As many readers will know, I am a defender of student fees. As a socialist, I support universal public services. “Free higher education” was not such a service because it excluded more than half the population. Universities were (and are) available not according to need or demand, as other public services are, but according to “ability to benefit”, defined by the possession of credentials that the children of the affluent are best placed to acquire. Compelling the excluded to pay, through their taxes, for privileged students to reproduce their cultural capital and access elite jobs was, to my mind, wrong.
But Jeremy Corbyn’s promise to abolish fees galvanised young voters. As a result, it is inconceivable that fees can survive in their present form, as Andrew Adonis, a New Labour adviser and minister largely responsible for introducing them, now acknowledges. Nor should they: the Tories, with their insistence that students should be “paying customers” seeking “value for money”, turned fees into a vehicle for the marketisation of universities.
A socialist alternative would be to introduce a progressive graduate tax tied solely to graduates’ incomes and not to the cost of their courses. It is too late for that, however. As an election slogan, “bring in a graduate tax” doesn’t match “bring back free university education”.
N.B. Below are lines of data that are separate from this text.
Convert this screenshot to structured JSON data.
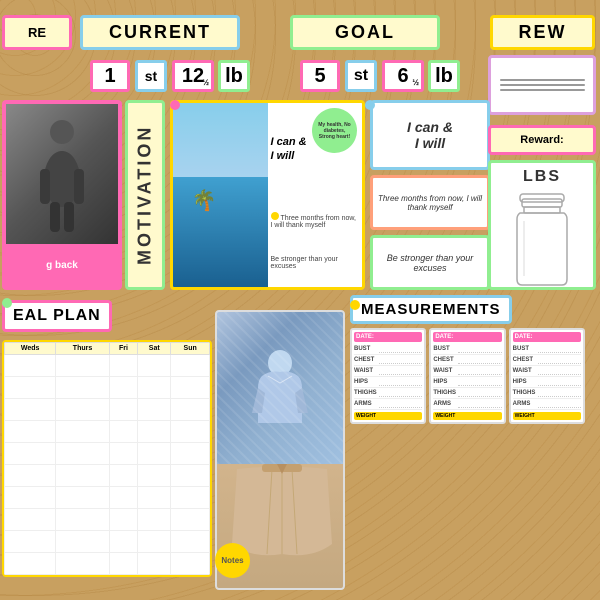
{
  "header": {
    "before_label": "RE",
    "current_label": "CURRENT",
    "goal_label": "GOAL",
    "reward_label": "REW"
  },
  "current_weight": {
    "stones": "1",
    "stones_unit": "st",
    "lbs": "12",
    "half": "½",
    "lbs_unit": "lb"
  },
  "goal_weight": {
    "stones": "5",
    "stones_unit": "st",
    "lbs": "6",
    "half": "½",
    "lbs_unit": "lb"
  },
  "motivation": {
    "label": "MOTIVATION",
    "health_text": "My health, No diabetes, Strong heart!",
    "can_will": "I can &\nI will",
    "three_months": "Three months from now, I will thank myself",
    "be_stronger": "Be stronger than your excuses",
    "holding_back": "g back"
  },
  "meal_plan": {
    "title": "EAL PLAN",
    "days": [
      "Weds",
      "Thurs",
      "Fri",
      "Sat",
      "Sun"
    ],
    "rows": 6
  },
  "measurements": {
    "title": "MEASUREMENTS",
    "fields": [
      "BUST",
      "CHEST",
      "WAIST",
      "HIPS",
      "THIGHS",
      "ARMS"
    ]
  },
  "reward": {
    "label": "Reward:",
    "lbs_label": "LBS"
  },
  "notes": {
    "label": "Notes"
  },
  "colors": {
    "pink": "#ff69b4",
    "blue": "#87ceeb",
    "green": "#90ee90",
    "yellow": "#ffd700",
    "purple": "#dda0dd",
    "orange": "#ffa07a"
  }
}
There is another socialist answer: turn higher education into a genuinely universal service and open universities, free at the point of use, to all who wish to attend. No, I would not allow anybody to enrol for medicine or civil engineering but, for most subjects, particularly in humanities and social studies, I do not see why proof of “ability to benefit” is required. People can decide for themselves whether studying history, English, botany or even media studies is of any value to them. Courses would not be flooded with idiots any more than public libraries are besieged by illiterates.
“University education for all” is surely an election-winning slogan.
Theresa May, after spending the past year portraying Corbyn as the devil’s spawn, calls for Labour and other parties to contribute ideas and work for consensus. Only governments too weak to act want “debates”. The 1974-9 Labour government, with a narrow or non-existent majority, was particularly fond of them, launching, for example, a “great debate” on education, fronted by that supremely consensual politician Shirley Williams. Since voters frequently demand that politicians “work together” or “get round a table”, James Callaghan, PM from 1976-9, reckoned he could take the high ground against the opposition leader Margaret Thatcher, the least consensual politician imaginable. Alas, voters preferred the confrontational Thatcher to the emollient Callaghan in 1979.
My late mother used a variant of the repulsive “N-word” when talking about her local newsagents who were of Asian extraction. I do not think she intended anything derogatory by it. Nor, I imagine, did Anne Marie Morris MP, who was suspended from the Tory whip after using an old metaphorical phrase about woodpiles during a discussion on Brexit. My mother was born in 1911 and left school at 14. She never stood for parliament or even the parish council. She was a school dinner lady. Morris was born in 1957 and studied at Oxford University. She was elected in 2010. She was global marketing director for Ernst & Young, a big accountancy firm. She is a perfect illustration of why, regardless of what Labour governments do, you should never vote Tory.
Brrng! The postman delivers a package for which I must sign. I open it to find a new novel, Splash!, written by my old friend Stephen Glover, former Independent on Sunday editor, now a Daily Mail columnist. As the title suggests, it attempts a modern-day version of Evelyn Waugh’s Scoop, which drew on Waugh’s experience of covering Mussolini’s invasion of Abyssinia (as it then was) for the Mail. Written in Waugh’s style, Splash! imitates his practice of giving characters expressively comic names: there’s an editor called Doodle and a reporter called Blunt. Glover clearly enjoyed writing it and I enjoyed reading it. But anybody hoping for a wounding portrayal of the Mail and its present editor Paul Dacre will be disappointed. Though the cognoscenti will spot similarities – for example, Doodle, like Dacre, doesn’t use a computer at work – they are incidental and inoffensive. Glover’s novel is an apologia for tabloid journalism and a celebration of its role in exposing corruption among the elite.
The best fiction on the press comes from established writers who dabble in journalism only occasionally. Apart from Scoop, my favourites are Michael Frayn’s Towards the End of the Morning and Tom Stoppard’s Night and Day.
In last week’s New Statesman, Xan Rice, celebrating New Zealand rugby union, quoted the American journalist Sam Walker who, in his new book The Captain Class, ranked the 16 greatest sports teams in history. Walker’s list features the New Zealand All Blacks twice but not the West Indies teams which, from the mid-1970s to the early 1990s, dominated international cricket. They played 29 matches against England over 16 years without a single loss. Over a nine-year period, they won seven out of eight series against Australia, drawing the other. They won the first two World Cups and were beaten finalists in the third.
Walker notes the West Indies’ success but I suspect he didn’t understand how remarkable it was. It transformed a game in which the supremacy of England and Australia had long been unchallenged. The players, mostly descendants of African slaves, were nearly all from working-class backgrounds. Their success inspired socialists as well as anti-racists across the world.
This article appears in the 12 Jul 2017 issue of the New Statesman, The Maybot malfunctions